FUND RAISING: See the following from the Eligibility Q & A Q: I am a high school girls basketball coach. Our girls basketball team would like to hold a fundraiser for the American Cancer Society this coming season and I just want to check that how we plan on doing it will not violate any WIAA rules. Here’s our plan, our fundraiser will be based on how many free throws the girls varsity team makes during the season. Each player will solicit funds or donations based on the free throw made. People could donate a lump sum or could donate X amount per free throw made. As an example last year we made 205 free throws. If you pledged a dollar per free throw, you would be donating $205 at year end for the team to donate to the American Cancer Society. No funds are kept by or for the team. A: While we appreciate the causes which our schools and athletes support, I recommend that you find a different method to raise funds. The Board of Control has made it clear that fundraisers connected to performance in competition are not allowed. Both from the sportsmanship perspective as well as from the “paid to perform” and or gaming/gambling end of things, it is not a good idea and not allowed. Your plan would be allowed in a practice setting.
OFFICIALS: May participate by using a ping whistle or wearing a pink wristband. Wearing a pink officiating uniform ,shoes, or socks.
2012 Shinguard Requirement
Beginning with the 2012 fall season, the NOCSAE seal and height range shall be permanently marked on the front of the shinguard. Equipment shall not be modified from its original manufactured state and shall be worn in the manner the manufacturer intended it to be worn.
A proposal to create administrative rules related to soccer goals has been sent by the Safety and Building Division of the Wisconsin Department of Commerce to the state legislature for assembly and senate committee review.
The proposal to create administrative code chapter Comm 9, Movable Soccer Goals, is in response to 2009 Wisconsin Act 390, s. 167.21, Wis. Stats., which calls for rules to ensure that movable soccer goals are properly anchored or secured to reduce the possibility of goals tipping over or being pull down and resulting in injuries or fatalities.
The proposals developed reflect the Guidelines for Movable Soccer Goal Safety from the U.S. Consumer Product Safety Commission. The rules would apply to new and existing goals located at public places, such as parks, as well as those located at private schools or private recreational facilities. Enforcement would be via a complaint to Safety and Buildings Division staff, but the expectation is that owners of movable soccer goals will voluntarily adhere to the rules once the information is made public.
There was previously a public hearing on the rules and the public can contact the legislative committees if additional input is desired. The rules would possibly be effective July 1, 2011.

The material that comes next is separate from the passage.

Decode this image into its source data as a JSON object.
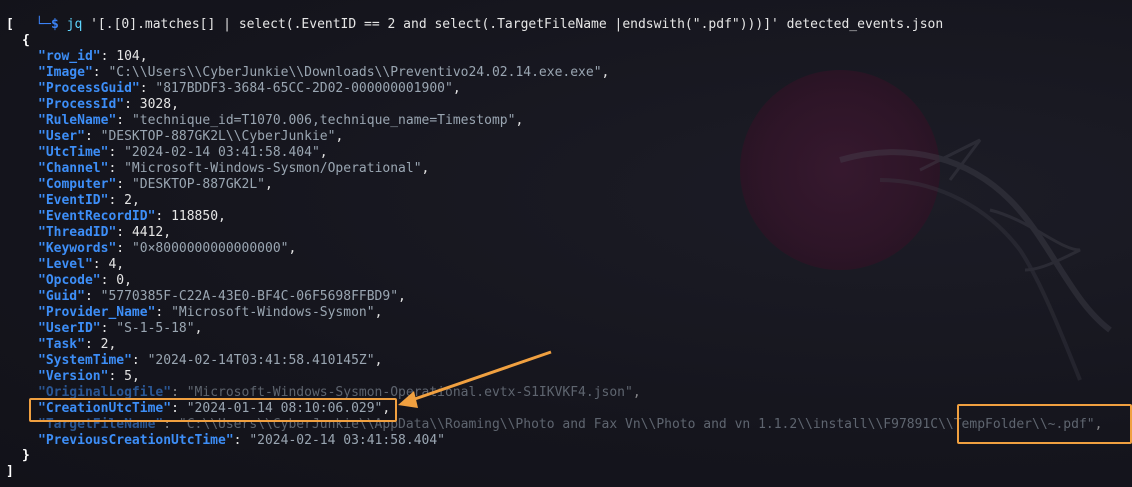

Here is a like to the code proposal documents, commerce.wi.gov/SB/SB-CodeDevelopment.html
For additional information, contact Jim Quast, Safety and Buildings Division Program Manager, email@example.com, 608-266-9292.